We Jews know a thing or two about displacement. Rabbi Margolin, the EJA Chairman and founder made the point succinctly recently at an event marking the 7Oth Anniversary of Israel’s independence. His ancestors for successive generations lived in Poland, Russia and continued around Eastern and Central Europe before settling in Israel, home.

This is our story. I’m as British as they come, born and bred in London but part of whose family two generations ago was Romanian. Our Comms expert is Israeli via Yemen and Romania, and our policy wonk is Latvian via Poland and Germany. There’s even a group of young people in Brussels who put up other Jews who are in town and need a place to stay and have a Shabbat dinner. What’s it called? Wandering Jews. Ok, so you get the point, it’s in our lexicon, it is for the vast majority of Jews, in the diaspora, or in Israel, our story.

Borders are fluid things. There’s a you tube video that shows how Europe’s borders have utterly changed over the centuries and its quite the sight to see. The Jewish experience is such that we were referred to quasi-politely as rootless cosmopolitans, part of society, yet somehow separate. This of course led to all manner of discriminations and accusations of fifth columnists, questions over loyalty and the usual anti-Semitic tropes born of prejudice, fear and ignorance. But we accepted our fate while longing for a return to Zion. And now, whilst many of us still choose to call Europe home, we have another home, our original place, where our faith was born, where we lived, had a country and now, have it again.
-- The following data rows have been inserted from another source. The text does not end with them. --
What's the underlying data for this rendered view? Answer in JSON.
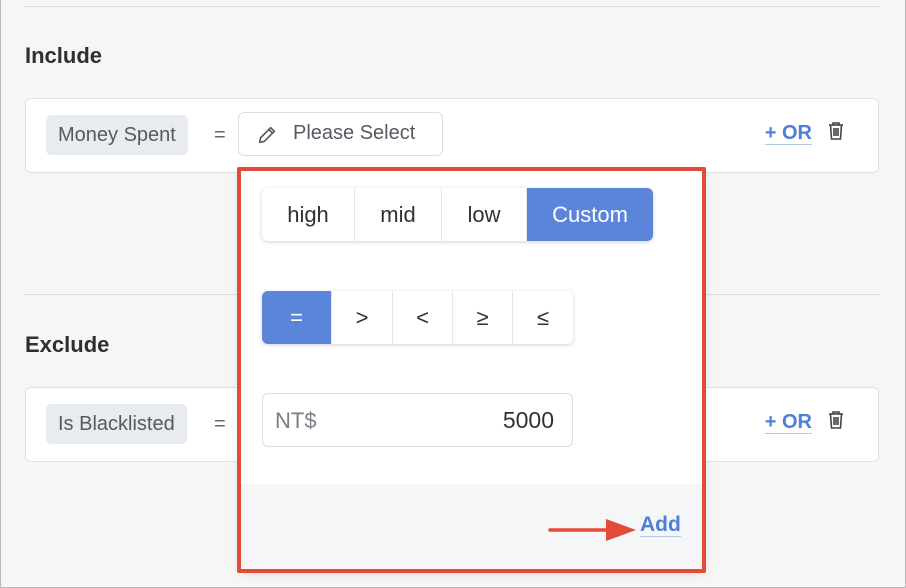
{
  "include": {
    "title": "Include",
    "rule": {
      "field": "Money Spent",
      "operator": "=",
      "select_placeholder": "Please Select",
      "or_label": "+ OR"
    }
  },
  "exclude": {
    "title": "Exclude",
    "rule": {
      "field": "Is Blacklisted",
      "operator": "=",
      "or_label": "+ OR"
    }
  },
  "popover": {
    "levels": [
      "high",
      "mid",
      "low",
      "Custom"
    ],
    "selected_level": "Custom",
    "operators": [
      "=",
      ">",
      "<",
      "≥",
      "≤"
    ],
    "selected_operator": "=",
    "amount_prefix": "NT$",
    "amount_value": "5000",
    "add_label": "Add"
  },
  "colors": {
    "accent": "#5b85db",
    "link": "#4f7fd6",
    "highlight": "#e34a37"
  },
  "icons": {
    "select": "pencil-icon",
    "delete": "trash-icon",
    "annotation": "arrow-right-icon"
  }
}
So, it’s difficult not to feel sympathy with the stated Palestinian position of wanting to ‘return home’. But there is a fundamental difference, that if one looks at Europe, provides an answer and some illumination on this difficult subject, and may help some of our readers contextualise things a bit more: ‘To the victor, the spoils’. Its blunt, we give you that, but it is reality.

If we were to extrapolate the logic of the Palestinian leadership, the people and their supporters world-wide to Europe, we would be looking at the following:

Germans with Sudeten heritage should start walking into the Czech Republic and demanding that they can take back land, towns and cities that used to be German under the Reich. Similarly, the descendants of Silesian Germans with regards to South West Poland. Or perhaps those with a tentative connection to Gdansk should march to the city that gave birth to Solidarity and demand that it be renamed Danzig and re-Germanised. And while we are at it, in Kehl just across the Rhine from Strasbourg, millions of Germans should be amassing to reclaim Alsace-Lorraine.

Seems utterly ludicrous, ridiculous and fantastical to even read those words doesn’t it? And yet, this is precisely what the Palestinians expect when it comes to taking back land, much of which was offered to them in 1948 and they refused, and for which they fought war after war, aided by Arab neighbours and  aided too by, ironically, Hitler’s Reich. They lost, time and time again. That’s not gloating. That is a fact.

Einstein’s definition of insanity, that of repeating the same action time and time again, and hoping for a different outcome is fitting here too. The saddest, and indeed sadistic, part in all this story, is that not only are the Palestinian leadership indulging and actively encouraging such delusion (to deadly and tragic consequences as this week has shown) but many Europeans – whose history we have briefly outlined above, and who should know better – are too.